The average American eats 30 pounds of cheese a year. Of all the kinds of cheese available, one particularly fascinating type attracts many with its alluring fibrous form and ease of snacking: string cheese. All together, Americans consume nearly 157 million pounds of string cheese annually.
Why is string cheese so stringy? How do you make string cheese? Why does it taste different when you string it compared to when you just bite it?
Basically, string cheese is just mozzarella cheese that has been heated to 140 degrees Fahrenheit and pushed out through thin pipes. When the cheese is heated, it becomes very stretchy, and the milk proteins move around from their previously randomly oriented positions and line up in rows. This natural alignment of milk proteins, not chemicals or weird processing, makes the cheese stringy.

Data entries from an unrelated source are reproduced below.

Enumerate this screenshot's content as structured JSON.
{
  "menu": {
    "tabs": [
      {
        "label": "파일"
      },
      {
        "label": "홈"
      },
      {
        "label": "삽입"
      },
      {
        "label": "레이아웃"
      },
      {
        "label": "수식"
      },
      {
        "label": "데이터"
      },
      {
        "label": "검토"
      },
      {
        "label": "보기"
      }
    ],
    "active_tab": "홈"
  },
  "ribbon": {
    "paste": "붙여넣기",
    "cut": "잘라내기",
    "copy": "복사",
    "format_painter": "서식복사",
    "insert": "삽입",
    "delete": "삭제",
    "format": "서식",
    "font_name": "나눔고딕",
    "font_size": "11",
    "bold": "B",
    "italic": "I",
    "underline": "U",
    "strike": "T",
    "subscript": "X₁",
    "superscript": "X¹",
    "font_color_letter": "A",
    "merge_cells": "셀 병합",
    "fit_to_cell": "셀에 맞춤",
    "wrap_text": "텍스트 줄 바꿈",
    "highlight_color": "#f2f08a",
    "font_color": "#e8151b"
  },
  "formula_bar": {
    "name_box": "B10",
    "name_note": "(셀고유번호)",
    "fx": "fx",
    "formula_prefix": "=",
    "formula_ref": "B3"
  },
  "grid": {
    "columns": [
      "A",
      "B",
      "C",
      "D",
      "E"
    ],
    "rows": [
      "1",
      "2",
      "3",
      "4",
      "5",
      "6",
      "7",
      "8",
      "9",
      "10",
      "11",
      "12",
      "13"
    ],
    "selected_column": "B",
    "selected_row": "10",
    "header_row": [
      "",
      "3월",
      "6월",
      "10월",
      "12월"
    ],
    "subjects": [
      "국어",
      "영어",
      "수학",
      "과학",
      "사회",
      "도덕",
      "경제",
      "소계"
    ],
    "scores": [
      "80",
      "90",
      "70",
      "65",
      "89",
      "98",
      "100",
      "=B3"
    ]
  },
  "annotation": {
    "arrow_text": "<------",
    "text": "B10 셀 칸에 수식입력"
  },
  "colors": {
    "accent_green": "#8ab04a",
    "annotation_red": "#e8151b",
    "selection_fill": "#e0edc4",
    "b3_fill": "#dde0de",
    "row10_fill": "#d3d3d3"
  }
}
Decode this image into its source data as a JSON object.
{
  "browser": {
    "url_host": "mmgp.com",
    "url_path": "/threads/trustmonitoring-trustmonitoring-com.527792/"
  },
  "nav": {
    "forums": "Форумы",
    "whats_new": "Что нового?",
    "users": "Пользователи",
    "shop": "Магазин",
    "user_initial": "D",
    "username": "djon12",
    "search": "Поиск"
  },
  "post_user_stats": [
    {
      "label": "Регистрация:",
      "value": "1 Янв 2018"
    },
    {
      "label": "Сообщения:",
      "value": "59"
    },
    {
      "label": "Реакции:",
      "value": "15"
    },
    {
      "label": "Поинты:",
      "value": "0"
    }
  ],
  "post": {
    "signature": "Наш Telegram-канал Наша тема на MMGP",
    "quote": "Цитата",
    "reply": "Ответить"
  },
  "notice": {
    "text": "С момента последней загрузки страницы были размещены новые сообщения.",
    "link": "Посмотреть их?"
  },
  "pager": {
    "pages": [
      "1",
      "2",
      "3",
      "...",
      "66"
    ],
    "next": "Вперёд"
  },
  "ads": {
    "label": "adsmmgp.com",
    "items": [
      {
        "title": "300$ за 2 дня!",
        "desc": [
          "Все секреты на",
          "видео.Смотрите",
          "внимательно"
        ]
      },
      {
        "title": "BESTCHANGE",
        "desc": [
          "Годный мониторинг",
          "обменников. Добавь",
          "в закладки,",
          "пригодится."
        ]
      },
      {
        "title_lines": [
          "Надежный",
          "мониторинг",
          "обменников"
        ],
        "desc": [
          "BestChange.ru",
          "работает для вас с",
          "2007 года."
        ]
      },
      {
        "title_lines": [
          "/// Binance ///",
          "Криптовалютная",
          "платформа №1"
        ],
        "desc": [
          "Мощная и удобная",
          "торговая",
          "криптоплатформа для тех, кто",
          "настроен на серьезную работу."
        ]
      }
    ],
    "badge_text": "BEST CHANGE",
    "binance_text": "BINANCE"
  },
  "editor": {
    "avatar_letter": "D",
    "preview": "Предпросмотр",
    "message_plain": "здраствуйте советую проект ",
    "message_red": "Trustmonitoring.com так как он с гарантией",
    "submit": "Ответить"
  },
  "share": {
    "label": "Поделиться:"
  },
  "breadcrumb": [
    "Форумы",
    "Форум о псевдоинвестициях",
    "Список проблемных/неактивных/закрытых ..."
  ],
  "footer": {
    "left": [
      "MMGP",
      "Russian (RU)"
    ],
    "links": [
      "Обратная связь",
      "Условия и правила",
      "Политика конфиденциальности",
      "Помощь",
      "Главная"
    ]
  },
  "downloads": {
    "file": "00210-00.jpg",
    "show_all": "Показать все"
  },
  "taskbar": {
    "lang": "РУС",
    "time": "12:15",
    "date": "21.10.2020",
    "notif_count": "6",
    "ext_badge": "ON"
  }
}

Here’s a step-by-step summary of how string cheese is made:
- The raw milk first gets pasteurized – this kills bacteria by heating it to extreme temperatures.
- Cheese culture is added – in this case, the bacteria that produces mozzarella. The milk sits for about an hour as the bacteria convert the sugar in milk to lactic acid. The milk proteins lump together, producing chunky curds and liquid whey.
- The whey is drained off and the curds are salted to discourage other bacteria and add flavor. Excess salt is washed off.
- The curds are dumped in a cooker vat filled with hot water to soften them, and huge screw-shaped mixers (augers) knead the softened curds together. The hot water and auger line up the proteins in the cheese, which becomes stringy.
- The curds now come out of a large tube as huge blobs of mozzarella cheese.
- An extruder forces the blobs though skinny pipes into cheese ropes. These ropes get cut to the traditional string cheese length, but you could make mile-long cheese if you wanted to.
While the basic properties of all string cheeses are the same, there is also variability within this specialized class of cheese. In a taste test of nine common string cheese brands, the tasters said they “gravitated to brands that reminded them of the elementary school days. [They] liked the familiar saltiness balanced with relatively soft, not too rubbery or crusty textures.” See how your preferences line up, and maybe conduct a few tests of your own.
Eating techniques also affect taste. Stringing the cheese causes more of the inner cheese surface area to contact your tongue as you eat, producing a different taste than just biting off a chunk.
Cody Hoyt (’13) said, “When you just eat it, it’s like a block of cheese, but when you string it, it’s so much lighter and… loftier? I don’t really have a good word for it. It’s just better.”
Texture and smell also play a role in taste, which is why crispy yet melty breaded mozzarella sticks are arguably better than classic string cheese.
If you are hungry for more visual details about the creation of string cheese, this video from the Food Network explores Henning’s Wisconsin Cheese Factory and how it makes string cheese, from raw milk to final stringy goodness. The Huffington Post also has an article and video on the process of making string cheese.
Hopefully now you are well versed in the ways of string cheese. There is one last thing we need from you, though: How do you eat your string cheese? Do you string, bite, or combo? Or do you detest string cheese in any form? Let us know in the poll!